> **Exercise prompt**:
Below are records; count how many of their lines contain the string "presenting", and give only that number.

Recorded data
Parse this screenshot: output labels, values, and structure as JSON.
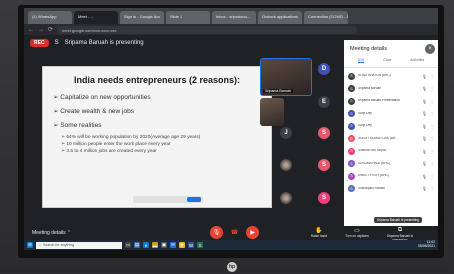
{
  "browser": {
    "tabs": [
      "(1) WhatsApp",
      "Meet - ...",
      "Sign in - Google Acc",
      "Slide 1",
      "Inbox - sripobanu...",
      "Outlook applications",
      "Connection [COVID - 19]"
    ],
    "url": "meet.google.com/xxx-xxxx-xxx"
  },
  "meet": {
    "rec_label": "REC",
    "presenter_initial": "S",
    "presenting_text": "Sripama Baruah is presenting",
    "self_label": "Sripama Baruah"
  },
  "slide": {
    "title": "India needs entrepreneurs (2 reasons):",
    "bullets": [
      "Capitalize on new opportunities",
      "Create wealth & new jobs",
      "Some realities"
    ],
    "sub_bullets": [
      "64% will be working population by 2020(Average age 29 years)",
      "10 million people enter the work place every year",
      "3.5 to 4 million jobs are created every year"
    ]
  },
  "tiles": [
    {
      "initial": "D",
      "color": "#3f51b5"
    },
    {
      "initial": "E",
      "color": "#3c4043"
    },
    {
      "initial": "J",
      "color": "#3c4043"
    },
    {
      "initial": "S",
      "color": "#e8556d"
    },
    {
      "initial": "S",
      "color": "#e8556d"
    },
    {
      "initial": "S",
      "color": "#ec407a"
    }
  ],
  "panel": {
    "title": "Meeting details",
    "close_icon": "×",
    "tabs": [
      "(14)",
      "Chat",
      "Activities"
    ],
    "participants": [
      {
        "initial": "S",
        "name": "SONU KHATUN (BHC)",
        "color": "#3c4043"
      },
      {
        "initial": "S",
        "name": "Sripama Baruah",
        "color": "#3c4043"
      },
      {
        "initial": "S",
        "name": "Sripama Baruah Presentation",
        "color": "#3c4043"
      },
      {
        "initial": "S",
        "name": "Surjit Dey",
        "color": "#3f51b5"
      },
      {
        "initial": "S",
        "name": "Surjit Dey",
        "color": "#3f51b5"
      },
      {
        "initial": "S",
        "name": "SURJIT KUMAR DAS (BH...",
        "color": "#e8556d"
      },
      {
        "initial": "S",
        "name": "Susmita Sen Gupta",
        "color": "#ec407a"
      },
      {
        "initial": "S",
        "name": "SUSUMA PAUL (BHC)",
        "color": "#7e57c2"
      },
      {
        "initial": "S",
        "name": "SWEETY ROY (BHC)",
        "color": "#ab47bc"
      },
      {
        "initial": "S",
        "name": "Sukhdipaul Raman",
        "color": "#5c6bc0"
      }
    ]
  },
  "tooltip": "Sripama Baruah is presenting",
  "bottom": {
    "details_label": "Meeting details",
    "raise_hand": "Raise hand",
    "turn_on_captions": "Turn on captions",
    "presenting": "Sripama Baruah is presenting"
  },
  "taskbar": {
    "search_placeholder": "Search for anything",
    "time": "11:02",
    "date": "05/05/2021"
  },
  "logo": "hp"
}
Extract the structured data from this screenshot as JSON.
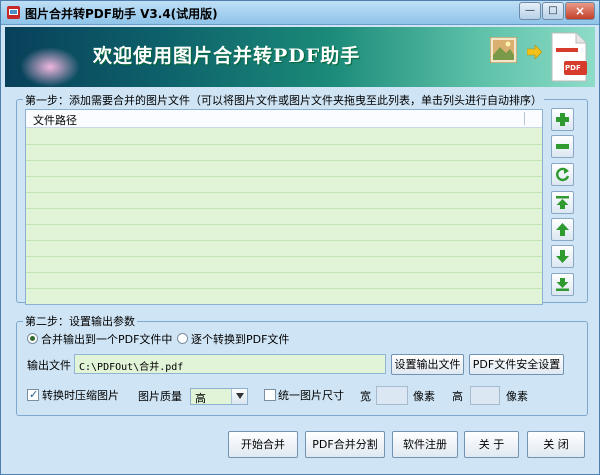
{
  "window": {
    "title": "图片合并转PDF助手 V3.4(试用版)",
    "controls": {
      "minimize": "—",
      "maximize": "□",
      "close": "×"
    }
  },
  "banner": {
    "welcome": "欢迎使用图片合并转PDF助手",
    "pdf_badge": "PDF"
  },
  "step1": {
    "legend": "第一步：添加需要合并的图片文件（可以将图片文件或图片文件夹拖曳至此列表，单击列头进行自动排序）",
    "column_header": "文件路径",
    "rows": [],
    "side_buttons": [
      {
        "name": "add-button",
        "icon": "plus-icon"
      },
      {
        "name": "remove-button",
        "icon": "minus-icon"
      },
      {
        "name": "clear-button",
        "icon": "refresh-icon"
      },
      {
        "name": "move-top-button",
        "icon": "arrow-top-icon"
      },
      {
        "name": "move-up-button",
        "icon": "arrow-up-icon"
      },
      {
        "name": "move-down-button",
        "icon": "arrow-down-icon"
      },
      {
        "name": "move-bottom-button",
        "icon": "arrow-bottom-icon"
      }
    ]
  },
  "step2": {
    "legend": "第二步：设置输出参数",
    "radio_merge": "合并输出到一个PDF文件中",
    "radio_separate": "逐个转换到PDF文件",
    "merge_selected": true,
    "output_label": "输出文件",
    "output_value": "C:\\PDFOut\\合并.pdf",
    "set_output_button": "设置输出文件",
    "security_button": "PDF文件安全设置",
    "compress_label": "转换时压缩图片",
    "compress_checked": true,
    "quality_label": "图片质量",
    "quality_value": "高",
    "unify_label": "统一图片尺寸",
    "unify_checked": false,
    "width_label": "宽",
    "width_unit": "像素",
    "height_label": "高",
    "height_unit": "像素"
  },
  "footer": {
    "start_button": "开始合并",
    "split_button": "PDF合并分割",
    "register_button": "软件注册",
    "about_button": "关 于",
    "close_button": "关 闭"
  },
  "colors": {
    "accent_green": "#2f9a2f",
    "list_bg": "#e1f4d7",
    "window_bg": "#cfe4f4"
  }
}
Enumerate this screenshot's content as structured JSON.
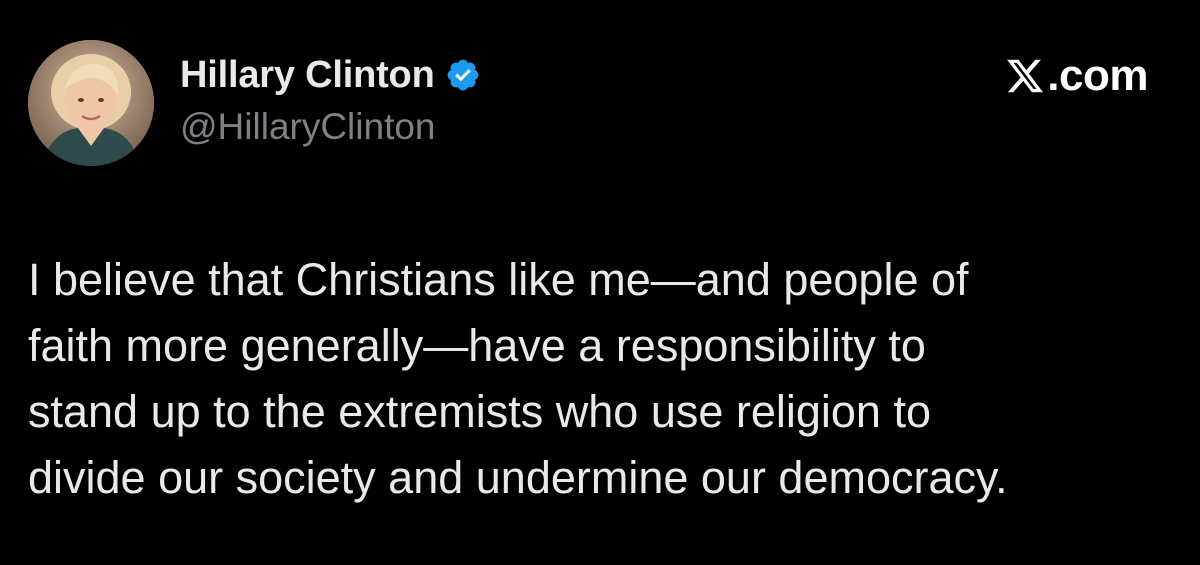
{
  "author": {
    "display_name": "Hillary Clinton",
    "handle": "@HillaryClinton",
    "verified": true,
    "avatar_icon": "profile-photo",
    "verified_icon": "verified-badge-icon"
  },
  "brand": {
    "logo_icon": "x-logo-icon",
    "label": ".com"
  },
  "tweet": {
    "lines": [
      "I believe that Christians like me—and people of",
      "faith more generally—have a responsibility to",
      "stand up to the extremists who use religion to",
      "divide our society and undermine our democracy."
    ]
  },
  "colors": {
    "background": "#000000",
    "text": "#e7e9ea",
    "secondary_text": "#7d8186",
    "verified_blue": "#1d9bf0"
  }
}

> **Exercise response**:
3